Whereas: Coal‐dependent electric utilities face numerous challenges and uncertainty from coal price volatility, competition from alternative generating sources, and the costs of environmental compliance and carbon capture and storage. The Empire District Electric Company (Empire) generated 4,304,220 mwh of electricity in 2010, 62.3% of which was from coal.
Industry analysts predict coal prices are increasing and price swings will become more erratic. Empire sources approximately 92% of its coal from Western Powder River Basin. Between December 2009 and October 2011, the price of Powder River Basin Coal increased 78%.
This makes coal less competitive an energy source.

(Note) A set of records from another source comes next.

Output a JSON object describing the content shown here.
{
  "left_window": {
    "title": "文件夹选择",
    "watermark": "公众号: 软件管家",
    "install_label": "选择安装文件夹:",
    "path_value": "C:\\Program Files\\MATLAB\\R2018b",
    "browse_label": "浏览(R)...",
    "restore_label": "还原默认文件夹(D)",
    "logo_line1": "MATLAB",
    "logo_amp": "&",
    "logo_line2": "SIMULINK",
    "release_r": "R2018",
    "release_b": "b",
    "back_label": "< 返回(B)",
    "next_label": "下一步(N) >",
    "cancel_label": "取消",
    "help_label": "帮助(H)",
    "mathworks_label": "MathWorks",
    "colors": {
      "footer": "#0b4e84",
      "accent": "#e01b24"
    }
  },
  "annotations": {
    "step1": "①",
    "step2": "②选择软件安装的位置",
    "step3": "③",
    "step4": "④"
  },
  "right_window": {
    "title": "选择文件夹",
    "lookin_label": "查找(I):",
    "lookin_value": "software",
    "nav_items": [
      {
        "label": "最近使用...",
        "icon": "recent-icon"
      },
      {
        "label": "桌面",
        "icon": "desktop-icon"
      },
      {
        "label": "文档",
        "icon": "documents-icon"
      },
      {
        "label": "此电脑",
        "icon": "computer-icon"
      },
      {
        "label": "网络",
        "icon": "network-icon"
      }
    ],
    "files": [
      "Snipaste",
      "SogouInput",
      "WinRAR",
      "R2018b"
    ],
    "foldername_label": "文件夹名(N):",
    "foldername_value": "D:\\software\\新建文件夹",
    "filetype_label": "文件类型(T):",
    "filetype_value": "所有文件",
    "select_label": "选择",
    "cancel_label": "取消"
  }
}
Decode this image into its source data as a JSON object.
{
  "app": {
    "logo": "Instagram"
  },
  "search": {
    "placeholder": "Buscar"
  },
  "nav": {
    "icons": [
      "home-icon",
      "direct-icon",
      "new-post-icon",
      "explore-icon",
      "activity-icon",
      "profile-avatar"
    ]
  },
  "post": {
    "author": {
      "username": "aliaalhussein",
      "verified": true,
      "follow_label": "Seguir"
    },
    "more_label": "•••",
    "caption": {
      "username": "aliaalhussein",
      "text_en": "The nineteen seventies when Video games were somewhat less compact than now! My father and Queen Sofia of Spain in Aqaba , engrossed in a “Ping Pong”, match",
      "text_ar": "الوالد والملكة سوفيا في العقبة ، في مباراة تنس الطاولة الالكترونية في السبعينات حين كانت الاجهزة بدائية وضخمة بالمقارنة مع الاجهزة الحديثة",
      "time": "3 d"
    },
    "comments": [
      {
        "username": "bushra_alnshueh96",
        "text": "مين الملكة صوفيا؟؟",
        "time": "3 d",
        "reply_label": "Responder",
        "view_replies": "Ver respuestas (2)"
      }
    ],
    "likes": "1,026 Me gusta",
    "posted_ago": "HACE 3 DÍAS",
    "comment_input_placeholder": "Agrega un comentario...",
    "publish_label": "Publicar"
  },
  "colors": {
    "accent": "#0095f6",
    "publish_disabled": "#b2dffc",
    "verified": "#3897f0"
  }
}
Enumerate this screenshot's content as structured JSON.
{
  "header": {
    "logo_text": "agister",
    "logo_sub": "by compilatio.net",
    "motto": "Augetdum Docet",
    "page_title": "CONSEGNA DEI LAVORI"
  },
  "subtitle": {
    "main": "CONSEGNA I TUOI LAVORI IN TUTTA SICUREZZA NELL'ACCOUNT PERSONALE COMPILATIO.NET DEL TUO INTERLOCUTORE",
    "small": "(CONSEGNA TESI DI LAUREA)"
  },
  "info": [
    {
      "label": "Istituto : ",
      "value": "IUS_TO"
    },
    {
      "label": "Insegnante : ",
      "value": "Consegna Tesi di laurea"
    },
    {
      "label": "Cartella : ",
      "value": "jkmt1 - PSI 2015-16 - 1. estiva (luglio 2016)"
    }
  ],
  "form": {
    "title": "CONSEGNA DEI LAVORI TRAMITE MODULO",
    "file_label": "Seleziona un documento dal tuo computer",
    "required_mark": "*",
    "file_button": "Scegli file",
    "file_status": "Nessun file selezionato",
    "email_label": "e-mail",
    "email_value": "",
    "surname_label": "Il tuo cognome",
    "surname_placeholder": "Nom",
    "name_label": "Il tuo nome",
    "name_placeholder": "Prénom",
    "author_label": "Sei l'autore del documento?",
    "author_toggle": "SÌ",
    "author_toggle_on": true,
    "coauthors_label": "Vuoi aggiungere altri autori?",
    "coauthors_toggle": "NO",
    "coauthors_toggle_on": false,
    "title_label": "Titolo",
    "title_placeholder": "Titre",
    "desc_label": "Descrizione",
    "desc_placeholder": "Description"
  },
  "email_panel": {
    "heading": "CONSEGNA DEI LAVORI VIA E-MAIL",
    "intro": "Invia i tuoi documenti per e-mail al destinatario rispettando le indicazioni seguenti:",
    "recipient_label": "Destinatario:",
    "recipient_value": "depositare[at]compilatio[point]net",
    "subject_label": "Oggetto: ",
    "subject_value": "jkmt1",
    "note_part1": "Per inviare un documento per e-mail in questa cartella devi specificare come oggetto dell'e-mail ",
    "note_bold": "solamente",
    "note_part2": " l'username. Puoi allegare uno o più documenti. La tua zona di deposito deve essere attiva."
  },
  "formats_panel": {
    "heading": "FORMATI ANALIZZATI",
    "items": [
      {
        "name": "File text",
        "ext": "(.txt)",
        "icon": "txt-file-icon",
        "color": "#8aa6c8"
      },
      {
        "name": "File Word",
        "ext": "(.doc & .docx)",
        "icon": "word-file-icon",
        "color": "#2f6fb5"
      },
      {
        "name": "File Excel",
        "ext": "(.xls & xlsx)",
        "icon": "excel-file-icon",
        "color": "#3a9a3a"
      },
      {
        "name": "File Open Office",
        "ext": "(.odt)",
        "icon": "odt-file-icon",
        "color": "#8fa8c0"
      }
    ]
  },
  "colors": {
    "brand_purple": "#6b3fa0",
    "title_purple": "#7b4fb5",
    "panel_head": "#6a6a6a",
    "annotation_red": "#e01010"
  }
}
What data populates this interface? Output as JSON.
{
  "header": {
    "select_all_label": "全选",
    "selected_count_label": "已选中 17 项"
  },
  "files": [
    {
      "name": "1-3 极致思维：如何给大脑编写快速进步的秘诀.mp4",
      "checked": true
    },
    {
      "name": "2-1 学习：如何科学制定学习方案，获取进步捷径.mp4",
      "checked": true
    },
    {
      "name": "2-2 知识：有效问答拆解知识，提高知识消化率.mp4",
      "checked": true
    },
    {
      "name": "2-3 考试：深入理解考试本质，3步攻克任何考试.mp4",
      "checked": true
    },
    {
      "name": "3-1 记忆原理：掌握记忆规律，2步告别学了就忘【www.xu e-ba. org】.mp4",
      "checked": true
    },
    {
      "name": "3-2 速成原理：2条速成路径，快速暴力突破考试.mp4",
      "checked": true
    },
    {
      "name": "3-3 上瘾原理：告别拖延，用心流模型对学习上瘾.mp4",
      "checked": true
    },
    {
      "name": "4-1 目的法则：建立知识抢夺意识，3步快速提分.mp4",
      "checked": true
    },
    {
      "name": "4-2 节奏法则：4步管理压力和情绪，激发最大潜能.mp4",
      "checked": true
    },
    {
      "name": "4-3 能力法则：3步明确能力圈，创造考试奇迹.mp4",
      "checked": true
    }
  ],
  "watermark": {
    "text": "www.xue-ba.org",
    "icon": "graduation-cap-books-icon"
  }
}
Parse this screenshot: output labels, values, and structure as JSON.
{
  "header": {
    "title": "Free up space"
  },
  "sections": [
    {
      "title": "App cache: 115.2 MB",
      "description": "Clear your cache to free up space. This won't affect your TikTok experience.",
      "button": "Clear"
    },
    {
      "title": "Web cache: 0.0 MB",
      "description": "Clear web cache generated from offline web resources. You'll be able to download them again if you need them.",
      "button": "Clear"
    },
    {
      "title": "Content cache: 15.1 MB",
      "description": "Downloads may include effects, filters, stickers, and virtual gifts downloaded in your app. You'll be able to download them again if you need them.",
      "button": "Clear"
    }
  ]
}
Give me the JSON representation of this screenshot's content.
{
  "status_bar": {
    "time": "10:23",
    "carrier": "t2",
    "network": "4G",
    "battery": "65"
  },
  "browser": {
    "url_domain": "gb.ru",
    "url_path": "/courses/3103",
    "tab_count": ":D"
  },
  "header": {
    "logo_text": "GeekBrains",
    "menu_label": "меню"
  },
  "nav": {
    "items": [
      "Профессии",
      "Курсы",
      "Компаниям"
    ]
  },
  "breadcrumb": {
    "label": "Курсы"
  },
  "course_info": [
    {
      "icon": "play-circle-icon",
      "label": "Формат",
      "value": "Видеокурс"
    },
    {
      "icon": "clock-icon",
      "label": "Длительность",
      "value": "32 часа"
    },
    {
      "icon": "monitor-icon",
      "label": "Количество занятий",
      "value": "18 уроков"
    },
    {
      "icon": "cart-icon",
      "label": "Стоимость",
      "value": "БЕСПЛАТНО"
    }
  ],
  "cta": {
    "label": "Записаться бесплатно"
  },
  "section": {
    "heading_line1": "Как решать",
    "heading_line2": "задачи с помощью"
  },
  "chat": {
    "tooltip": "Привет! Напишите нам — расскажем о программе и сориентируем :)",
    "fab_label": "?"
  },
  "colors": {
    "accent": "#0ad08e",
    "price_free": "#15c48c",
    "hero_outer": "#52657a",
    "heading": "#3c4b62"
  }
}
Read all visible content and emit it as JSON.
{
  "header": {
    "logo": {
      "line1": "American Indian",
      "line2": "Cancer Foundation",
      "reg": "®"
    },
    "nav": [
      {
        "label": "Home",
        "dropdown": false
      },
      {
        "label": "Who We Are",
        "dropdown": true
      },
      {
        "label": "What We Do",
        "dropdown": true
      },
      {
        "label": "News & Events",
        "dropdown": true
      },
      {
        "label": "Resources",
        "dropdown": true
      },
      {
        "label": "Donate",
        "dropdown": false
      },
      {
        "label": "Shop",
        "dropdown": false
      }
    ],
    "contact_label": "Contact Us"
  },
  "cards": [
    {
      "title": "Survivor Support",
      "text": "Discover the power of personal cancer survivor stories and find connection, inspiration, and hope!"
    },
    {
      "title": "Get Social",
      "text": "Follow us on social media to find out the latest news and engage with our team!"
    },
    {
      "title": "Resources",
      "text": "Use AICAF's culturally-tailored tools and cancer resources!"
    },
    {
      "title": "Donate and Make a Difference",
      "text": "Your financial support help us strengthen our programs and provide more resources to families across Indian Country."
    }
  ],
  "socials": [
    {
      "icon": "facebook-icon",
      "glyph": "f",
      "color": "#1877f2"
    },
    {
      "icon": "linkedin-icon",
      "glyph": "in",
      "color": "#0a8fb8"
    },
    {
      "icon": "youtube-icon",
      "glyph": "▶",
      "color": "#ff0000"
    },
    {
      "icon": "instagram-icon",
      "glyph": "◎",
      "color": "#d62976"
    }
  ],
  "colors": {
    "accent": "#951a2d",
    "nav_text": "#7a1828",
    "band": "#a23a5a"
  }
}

Deutsche Bank calculates that it is more economical to burn natural gas than coal to generate electricity when natural gas costs $4‐6/mmBtu. The Henry Hub price for natural gas is $6 in 2025. Lazard Ltd. calculated the levelized cost of electricity for wind, in most cases, as less than that for coal and thin‐film solar, biomass, and geothermal are, in many cases, less than that for coal. The International Energy Agency predicted in September 2011 that solar could provide nearly half of all global energy needs by 2060.
Coal dependent utilities face increased capital cost for emissions controls for coal plants. While U.S. EPA has agreed to ease or delay some of the new regulations for power plant pollution, it is moving, pursuant to court order, to adopt new rules that will reduce mercury emissions from coal by 91%. Analysts estimate that the cost of compliance with mercury regulations could cause the retirement of 61‐ 75 GW of U.S. coal‐fired generation capacity.
Utility analysts agree that older, smaller, plants without control technology are uneconomical. Empire’s Riverton plant, built in 1910, upgraded in 1947, and the Asbury plant built in 1970 may pose financial risk.
Empire has budgeted $122.5 million by 2013 to upgrade Asbury and Iatan to comply with environmental laws and regulations. “Absent a successful legal challenge or changes to applicable legislation, we expect EGU MACT regulation of HAPS to ultimately require a scrubber, baghouse and powder activated carbon injection system to be added to our Asbury facility at a cost ranging from $120 million to $180 million and to force retirement of our Riverton coal‐fired assets or conversion to natural gas.” (2010 Annual Report, 125)
Carbon Capture and Storage puts Empire at further financial risk. Empire’s partnership in the Missouri Carbon Sequestration Pilot Project costs $590,587. The General Accounting Office found that CCS technology within the United States is 10‐15 years away from wide scale commercial deployment and will increase the cost of coal‐fired electricity by 30% to 80% above current levels.
RESOLVED Shareowners request that The Empire District Electric Board of Directors report to shareholders by November 2012, at reasonable cost and omitting proprietary information, on plans to reduce our company’s exposure to coal‐related costs and risks, including progress toward achieving specific goals to minimize commodity risks, emissions other than greenhouse gases, costs of environmental compliance, and construction risks.